Tagged lawsuits

Commonwealth Loses Lawsuit on Lower Catch Limits

With a court decision released on April 8 which denied the Commonwealth’s claims, Coakley’s lawsuit has run its predicted course. It’s time to recognize that we need real solutions such as stopping overfishing, protecting habitat, reducing bycatch and improving ocean management. … More Info »

Fish Talk in the News – Friday, April 11

In this week’s Fish Talk in the News, a slew of legal decisions on groundfish regulations; new research suggests more than 20% of seafood imported into the US is caught illegally; the Senate ratifies treaties to cut down on pirate fishing; environmental groups sue to expand protected habitat for right whales; ecosystem-based management could help respond to climate change; GMRI and the Bigelow Lab compete for funding for real-time monitoring; scallop fisheries in Maine and Nantucket Bay have a strong year; recovering alewife populations may mean a new fishery, too; Maine’s elver season begins with new regulations; an effort to clean up ghost gear is successful. … More Info »

Court Issues Decisions on NOAA’s Fishing Rules

On Friday, the U.S. District Court in Washington, DC issued a pair of rulings concerning NOAA’s proposals for allowing new fishing in long standing protected areas and increasing catch levels above legal limits. The rulings were in response to challenges brought by Conservation Law Foundation with Earthjustice. … More Info »

CLF, EJ to NMFS: Protect Habitat, End Overfishing and Bring Back Cod

Reinforcing the need to protect vital ocean habitat areas and end overfishing of New England’s severely depleted groundfish, the Conservation Law Foundation and Earthjustice filed a pair of lawsuits in federal district court challenging the shortsighted and damaging groundfish regulations developed by the New England Fishery Management Council and the National Marine Fisheries Service (NMFS) for the 2013 fishing year. … More Info »

Fish Talk in the News – Friday, May 31

In this week’s Fish Talk in the News, Martha Coakley sues NMFS to raise catch limits; Oceana sues to increase observer coverage; Maine’s elver season ends; Vice Magazine interviews Carlos Rafael; Maine lawmakers consider a bill to eliminate penalties for groundfish boats catching lobster; NOAA develops an updated market news website. … More Info »

Fire, Ready, Aim: Attorney General Martha Coakley Launches Unguided Missile
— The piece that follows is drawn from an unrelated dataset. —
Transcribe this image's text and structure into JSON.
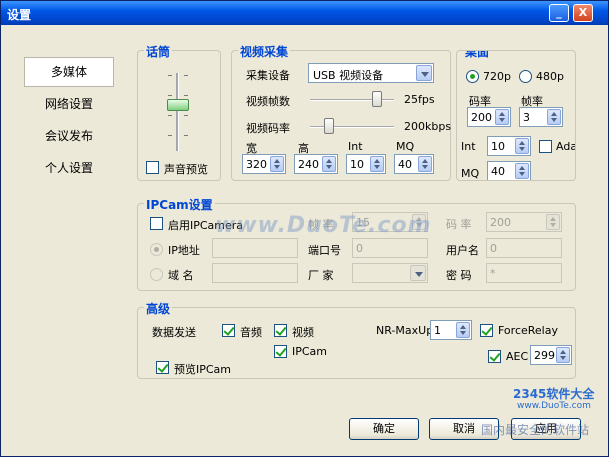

Massachusetts Attorney General Martha Coakley announced yesterday at a press conference on the Boston Fish Pier that the Commonwealth intends to sue the National Oceanic and Atmospheric Administration (NOAA), arguing that legal catch limits the federal government has set for cod, flounder and other groundfish equates to a “death penalty” for the Massachusetts fishing industry. The Attorney General is once again wrong on the law and wrong on the facts. … More Info »

CLF lawsuit to protect alewives in Maine

Last week, CLF filed a lawsuit against the Environmental Protection Agency (EPA) in an effort to overturn a Maine law that has prevented the alewife, a key forage fish, from accessing its native habitat in the St. Croix River in Maine. … More Info »

Fish Talk in the news – Friday, March 16

This week’s roundup of interesting fish stories: a stop-motion video of where your sushi is coming from; fish is high on the list of disease-causing imported foods; a federal district court judge rules to protect river herring; and groundfish populations may have been overestimated in the 2008 stock assessments. … More Info »

Fish Talk in the News – Friday, March 9

Some interesting news we’ve been reading this week: Senator Kerry introduces a bill to fund fishery research, the government and CLF support Amendment 16 in the Court of Appeals, author Paul Greenberg shares his current fish choices, and a roundup of this weekend’s ocean and fish-related events. … More Info »

Fishermen and Conservationists Forced to Federal Courts for River Herring Help

Roger Fleming is an attorney with Earthjustice. Roger has been working in fisheries law in New England and Washington, D.C. since 2001. He is an expert on the requirements of the Magnuson-Stevens Act (MSA) and related ocean conservation laws.  He … More Info »